On Wednesday, February 15th, 36 students will graduate from the Alliance for Safe Kids’ (ASK) Youth Court program. After having learned about the various aspects of the law over the last six weeks, they will soon take on real-life court cases prosecuting juvenile offenders who have been found guilty of misdemeanors or violations.

“The Youth Court program enables students to experience first-hand what it is like to be an attorney, detective, Judge, Bailiff, and Court Officer,” reports Nancy Levin, Director of Youth Court. “This incredible program is a careful collaboration of so many vital members of our community.  The Social Workers at the local high schools, local attorneys, police, and even our esteemed Town Justices all work together to teach the incoming Youth Court class everything there is to know about the Criminal Justice System.”

“As the one of the two Judges of the Yorktown Court, ASK has shown me how amazing a community action group can be,” added Judge Salvatore Lagonia. “The Youth Court has now become an integral party of the ASK / Justice Court collaboration and we are blessed to welcome the great students each year into our hall of justice, where they are trained and exposed to the real legal system.”

Youth Court, founded in 2007, is a program based on a national program developed by the federal Office of Juvenile Justice and Delinquency Prevention (OJJDP).  Youth Court is a voluntary alternative to Family Court and the criminal justice system with a goal to steer teens who have committed crimes like disorderly conduct, trespassing, or petty larceny in the right direction at an early age.
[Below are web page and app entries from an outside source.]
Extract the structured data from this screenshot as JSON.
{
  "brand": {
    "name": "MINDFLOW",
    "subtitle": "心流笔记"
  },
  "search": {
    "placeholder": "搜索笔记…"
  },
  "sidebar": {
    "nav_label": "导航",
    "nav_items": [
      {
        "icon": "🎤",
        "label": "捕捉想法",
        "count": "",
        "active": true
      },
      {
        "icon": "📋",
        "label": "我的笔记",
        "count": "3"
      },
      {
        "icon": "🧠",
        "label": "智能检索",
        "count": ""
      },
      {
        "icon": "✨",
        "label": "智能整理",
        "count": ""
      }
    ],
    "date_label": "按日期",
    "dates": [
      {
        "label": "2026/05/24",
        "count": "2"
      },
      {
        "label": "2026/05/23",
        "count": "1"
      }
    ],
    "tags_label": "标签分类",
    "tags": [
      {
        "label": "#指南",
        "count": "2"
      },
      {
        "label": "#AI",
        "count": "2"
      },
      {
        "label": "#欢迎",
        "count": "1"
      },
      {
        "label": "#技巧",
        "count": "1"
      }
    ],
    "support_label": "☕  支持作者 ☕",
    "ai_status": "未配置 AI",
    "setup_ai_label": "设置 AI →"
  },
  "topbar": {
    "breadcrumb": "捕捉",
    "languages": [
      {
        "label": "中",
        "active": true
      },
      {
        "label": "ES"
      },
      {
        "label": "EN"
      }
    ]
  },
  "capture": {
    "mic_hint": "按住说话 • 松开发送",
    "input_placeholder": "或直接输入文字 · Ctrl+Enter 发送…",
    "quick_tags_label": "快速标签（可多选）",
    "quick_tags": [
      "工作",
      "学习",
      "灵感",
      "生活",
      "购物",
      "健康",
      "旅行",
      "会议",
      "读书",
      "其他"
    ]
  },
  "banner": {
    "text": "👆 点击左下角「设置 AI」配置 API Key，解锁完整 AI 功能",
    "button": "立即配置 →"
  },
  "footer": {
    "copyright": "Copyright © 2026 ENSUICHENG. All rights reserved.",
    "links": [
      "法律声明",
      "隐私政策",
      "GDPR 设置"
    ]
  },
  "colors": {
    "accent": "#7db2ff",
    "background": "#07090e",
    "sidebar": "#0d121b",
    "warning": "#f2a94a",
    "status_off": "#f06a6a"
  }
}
The Westchester County Department of Probation and the Yorktown Police Department work in collaboration to decide which local cases would be best suited for the Youth Court graduates to deal with.

The program offers these youth offenders an opportunity to assume responsibility for their actions; it also promotes a desire for self-improvement, fosters a healthy understanding of and attitude toward rules and authority, and provides a chance to learn about the justice system. Youth Court also offers parents and the community a constructive and positive means to hold youthful offenders accountable for problem behaviors, including behavior that previously may have received little or no attention from the criminal justice system, or when corrective responses by parents, guardians, or the community have had little or no impact.

Youth Court members range in age from 13 to 19. They complete a comprehensive training program overseen by professionals in the field, including police officers, social workers, members of the District Attorney’s office, and other sectors of the legal community. It concludes with a mock trial and bar exam to ensure that the members have achieved the necessary knowledge and confidence to fulfill their roles.

Youth Court will begin to accept applications for the 2017-2018 session in the fall. For more information, visit www.allianceforsafekids.org.